Data for analysis:
########

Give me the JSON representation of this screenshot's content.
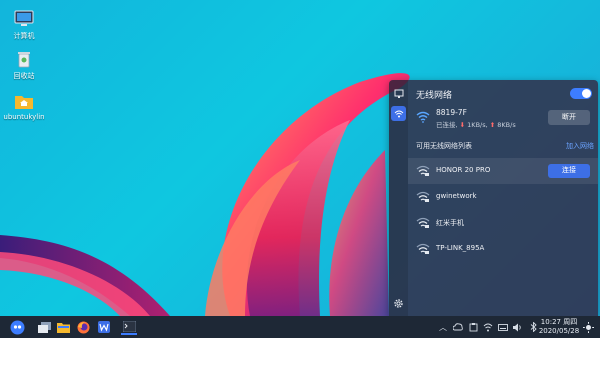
{
  "desktop": {
    "icons": [
      {
        "label": "计算机",
        "icon": "computer-icon"
      },
      {
        "label": "回收站",
        "icon": "trash-icon"
      },
      {
        "label": "ubuntukylin",
        "icon": "home-folder-icon"
      }
    ]
  },
  "network_panel": {
    "title": "无线网络",
    "wifi_enabled": true,
    "current": {
      "name": "8819-7F",
      "status": "已连接",
      "down_rate": "1KB/s",
      "up_rate": "8KB/s",
      "disconnect_label": "断开"
    },
    "available_label": "可用无线网络列表",
    "add_network_label": "加入网络",
    "networks": [
      {
        "name": "HONOR 20 PRO",
        "selected": true,
        "connect_label": "连接"
      },
      {
        "name": "gwinetwork",
        "selected": false
      },
      {
        "name": "红米手机",
        "selected": false
      },
      {
        "name": "TP-LINK_895A",
        "selected": false
      }
    ]
  },
  "taskbar": {
    "clock": {
      "time": "10:27 周四",
      "date": "2020/05/28"
    }
  },
  "colors": {
    "accent": "#3d7dff",
    "panel_bg": "#342842",
    "taskbar_bg": "#1e2836"
  }
}
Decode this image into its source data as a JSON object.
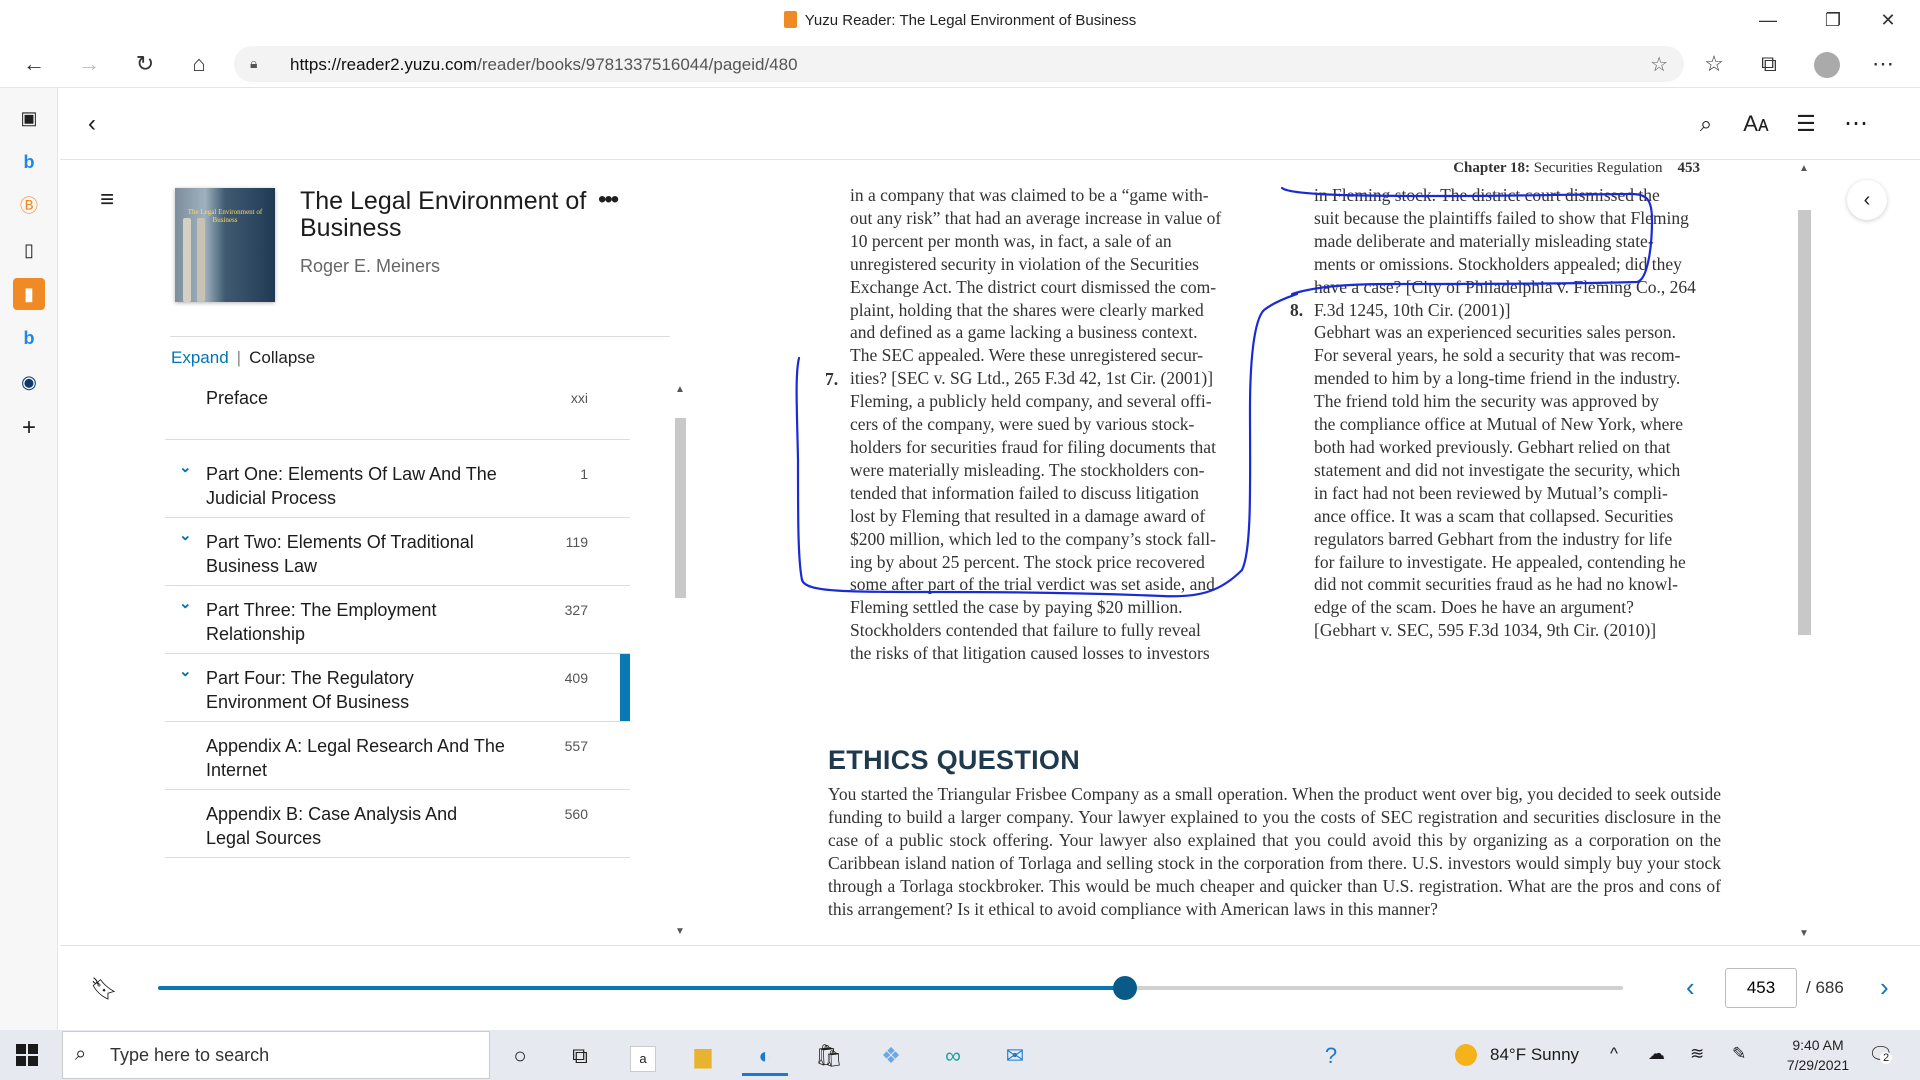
{
  "window": {
    "title": "Yuzu Reader: The Legal Environment of Business",
    "minimize": "—",
    "maximize": "❐",
    "close": "✕"
  },
  "browser": {
    "url_host": "https://reader2.yuzu.com",
    "url_path": "/reader/books/9781337516044/pageid/480"
  },
  "book": {
    "title": "The Legal Environment of Business",
    "author": "Roger E. Meiners",
    "cover_text": "The Legal Environment of Business"
  },
  "toc_controls": {
    "expand": "Expand",
    "separator": "|",
    "collapse": "Collapse"
  },
  "toc": [
    {
      "label": "Preface",
      "page": "xxi",
      "chevron": false,
      "active": false
    },
    {
      "label": "Part One: Elements Of Law And The Judicial Process",
      "page": "1",
      "chevron": true,
      "active": false
    },
    {
      "label": "Part Two: Elements Of Traditional Business Law",
      "page": "119",
      "chevron": true,
      "active": false
    },
    {
      "label": "Part Three: The Employment Relationship",
      "page": "327",
      "chevron": true,
      "active": false
    },
    {
      "label": "Part Four: The Regulatory Environment Of Business",
      "page": "409",
      "chevron": true,
      "active": true
    },
    {
      "label": "Appendix A: Legal Research And The Internet",
      "page": "557",
      "chevron": false,
      "active": false
    },
    {
      "label": "Appendix B: Case Analysis And Legal Sources",
      "page": "560",
      "chevron": false,
      "active": false
    }
  ],
  "page": {
    "header_chapter": "Chapter 18:",
    "header_title": "Securities Regulation",
    "header_page": "453",
    "left_col_lines": [
      "in a company that was claimed to be a “game with-",
      "out any risk” that had an average increase in value of",
      "10 percent per month was, in fact, a sale of an",
      "unregistered security in violation of the Securities",
      "Exchange Act. The district court dismissed the com-",
      "plaint, holding that the shares were clearly marked",
      "and defined as a game lacking a business context.",
      "The SEC appealed. Were these unregistered secur-",
      "ities? [SEC v. SG Ltd., 265 F.3d 42, 1st Cir. (2001)]",
      "Fleming, a publicly held company, and several offi-",
      "cers of the company, were sued by various stock-",
      "holders for securities fraud for filing documents that",
      "were materially misleading. The stockholders con-",
      "tended that information failed to discuss litigation",
      "lost by Fleming that resulted in a damage award of",
      "$200 million, which led to the company’s stock fall-",
      "ing by about 25 percent. The stock price recovered",
      "some after part of the trial verdict was set aside, and",
      "Fleming settled the case by paying $20 million.",
      "Stockholders contended that failure to fully reveal",
      "the risks of that litigation caused losses to investors"
    ],
    "left_num": "7.",
    "right_col_lines": [
      "in Fleming stock. The district court dismissed the",
      "suit because the plaintiffs failed to show that Fleming",
      "made deliberate and materially misleading state-",
      "ments or omissions. Stockholders appealed; did they",
      "have a case? [City of Philadelphia v. Fleming Co., 264",
      "F.3d 1245, 10th Cir. (2001)]",
      "Gebhart was an experienced securities sales person.",
      "For several years, he sold a security that was recom-",
      "mended to him by a long-time friend in the industry.",
      "The friend told him the security was approved by",
      "the compliance office at Mutual of New York, where",
      "both had worked previously. Gebhart relied on that",
      "statement and did not investigate the security, which",
      "in fact had not been reviewed by Mutual’s compli-",
      "ance office. It was a scam that collapsed. Securities",
      "regulators barred Gebhart from the industry for life",
      "for failure to investigate. He appealed, contending he",
      "did not commit securities fraud as he had no knowl-",
      "edge of the scam. Does he have an argument?",
      "[Gebhart v. SEC, 595 F.3d 1034, 9th Cir. (2010)]"
    ],
    "right_num": "8.",
    "ethics_heading": "ETHICS QUESTION",
    "ethics_text": "You started the Triangular Frisbee Company as a small operation. When the product went over big, you decided to seek outside funding to build a larger company. Your lawyer explained to you the costs of SEC registration and securities disclosure in the case of a public stock offering. Your lawyer also explained that you could avoid this by organizing as a corporation on the Caribbean island nation of Torlaga and selling stock in the corporation from there. U.S. investors would simply buy your stock through a Torlaga stockbroker. This would be much cheaper and quicker than U.S. registration. What are the pros and cons of this arrangement? Is it ethical to avoid compliance with American laws in this manner?"
  },
  "footer": {
    "current_page": "453",
    "total_pages": "/ 686",
    "progress_fraction": 0.66
  },
  "taskbar": {
    "search_placeholder": "Type here to search",
    "weather": "84°F  Sunny",
    "time": "9:40 AM",
    "date": "7/29/2021",
    "notif_count": "2"
  },
  "colors": {
    "accent": "#0a78b4",
    "annotation_ink": "#1a2bd6"
  }
}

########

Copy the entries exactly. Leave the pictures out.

Task response:
Give me the JSON representation of this screenshot's content.
{
  "desktop": {
    "icons": [
      {
        "label": "计算机",
        "icon": "computer-icon"
      },
      {
        "label": "回收站",
        "icon": "trash-icon"
      },
      {
        "label": "ubuntukylin",
        "icon": "home-folder-icon"
      }
    ]
  },
  "network_panel": {
    "title": "无线网络",
    "wifi_enabled": true,
    "current": {
      "name": "8819-7F",
      "status": "已连接",
      "down_rate": "1KB/s",
      "up_rate": "8KB/s",
      "disconnect_label": "断开"
    },
    "available_label": "可用无线网络列表",
    "add_network_label": "加入网络",
    "networks": [
      {
        "name": "HONOR 20 PRO",
        "selected": true,
        "connect_label": "连接"
      },
      {
        "name": "gwinetwork",
        "selected": false
      },
      {
        "name": "红米手机",
        "selected": false
      },
      {
        "name": "TP-LINK_895A",
        "selected": false
      }
    ]
  },
  "taskbar": {
    "clock": {
      "time": "10:27 周四",
      "date": "2020/05/28"
    }
  },
  "colors": {
    "accent": "#3d7dff",
    "panel_bg": "#342842",
    "taskbar_bg": "#1e2836"
  }
}
Decode this image into its source data as a JSON object.
{
  "window": {
    "title": "Yuzu Reader: The Legal Environment of Business",
    "minimize": "—",
    "maximize": "❐",
    "close": "✕"
  },
  "browser": {
    "url_host": "https://reader2.yuzu.com",
    "url_path": "/reader/books/9781337516044/pageid/480"
  },
  "book": {
    "title": "The Legal Environment of Business",
    "author": "Roger E. Meiners",
    "cover_text": "The Legal Environment of Business"
  },
  "toc_controls": {
    "expand": "Expand",
    "separator": "|",
    "collapse": "Collapse"
  },
  "toc": [
    {
      "label": "Preface",
      "page": "xxi",
      "chevron": false,
      "active": false
    },
    {
      "label": "Part One: Elements Of Law And The Judicial Process",
      "page": "1",
      "chevron": true,
      "active": false
    },
    {
      "label": "Part Two: Elements Of Traditional Business Law",
      "page": "119",
      "chevron": true,
      "active": false
    },
    {
      "label": "Part Three: The Employment Relationship",
      "page": "327",
      "chevron": true,
      "active": false
    },
    {
      "label": "Part Four: The Regulatory Environment Of Business",
      "page": "409",
      "chevron": true,
      "active": true
    },
    {
      "label": "Appendix A: Legal Research And The Internet",
      "page": "557",
      "chevron": false,
      "active": false
    },
    {
      "label": "Appendix B: Case Analysis And Legal Sources",
      "page": "560",
      "chevron": false,
      "active": false
    }
  ],
  "page": {
    "header_chapter": "Chapter 18:",
    "header_title": "Securities Regulation",
    "header_page": "453",
    "left_col_lines": [
      "in a company that was claimed to be a “game with-",
      "out any risk” that had an average increase in value of",
      "10 percent per month was, in fact, a sale of an",
      "unregistered security in violation of the Securities",
      "Exchange Act. The district court dismissed the com-",
      "plaint, holding that the shares were clearly marked",
      "and defined as a game lacking a business context.",
      "The SEC appealed. Were these unregistered secur-",
      "ities? [SEC v. SG Ltd., 265 F.3d 42, 1st Cir. (2001)]",
      "Fleming, a publicly held company, and several offi-",
      "cers of the company, were sued by various stock-",
      "holders for securities fraud for filing documents that",
      "were materially misleading. The stockholders con-",
      "tended that information failed to discuss litigation",
      "lost by Fleming that resulted in a damage award of",
      "$200 million, which led to the company’s stock fall-",
      "ing by about 25 percent. The stock price recovered",
      "some after part of the trial verdict was set aside, and",
      "Fleming settled the case by paying $20 million.",
      "Stockholders contended that failure to fully reveal",
      "the risks of that litigation caused losses to investors"
    ],
    "left_num": "7.",
    "right_col_lines": [
      "in Fleming stock. The district court dismissed the",
      "suit because the plaintiffs failed to show that Fleming",
      "made deliberate and materially misleading state-",
      "ments or omissions. Stockholders appealed; did they",
      "have a case? [City of Philadelphia v. Fleming Co., 264",
      "F.3d 1245, 10th Cir. (2001)]",
      "Gebhart was an experienced securities sales person.",
      "For several years, he sold a security that was recom-",
      "mended to him by a long-time friend in the industry.",
      "The friend told him the security was approved by",
      "the compliance office at Mutual of New York, where",
      "both had worked previously. Gebhart relied on that",
      "statement and did not investigate the security, which",
      "in fact had not been reviewed by Mutual’s compli-",
      "ance office. It was a scam that collapsed. Securities",
      "regulators barred Gebhart from the industry for life",
      "for failure to investigate. He appealed, contending he",
      "did not commit securities fraud as he had no knowl-",
      "edge of the scam. Does he have an argument?",
      "[Gebhart v. SEC, 595 F.3d 1034, 9th Cir. (2010)]"
    ],
    "right_num": "8.",
    "ethics_heading": "ETHICS QUESTION",
    "ethics_text": "You started the Triangular Frisbee Company as a small operation. When the product went over big, you decided to seek outside funding to build a larger company. Your lawyer explained to you the costs of SEC registration and securities disclosure in the case of a public stock offering. Your lawyer also explained that you could avoid this by organizing as a corporation on the Caribbean island nation of Torlaga and selling stock in the corporation from there. U.S. investors would simply buy your stock through a Torlaga stockbroker. This would be much cheaper and quicker than U.S. registration. What are the pros and cons of this arrangement? Is it ethical to avoid compliance with American laws in this manner?"
  },
  "footer": {
    "current_page": "453",
    "total_pages": "/ 686",
    "progress_fraction": 0.66
  },
  "taskbar": {
    "search_placeholder": "Type here to search",
    "weather": "84°F  Sunny",
    "time": "9:40 AM",
    "date": "7/29/2021",
    "notif_count": "2"
  },
  "colors": {
    "accent": "#0a78b4",
    "annotation_ink": "#1a2bd6"
  }
}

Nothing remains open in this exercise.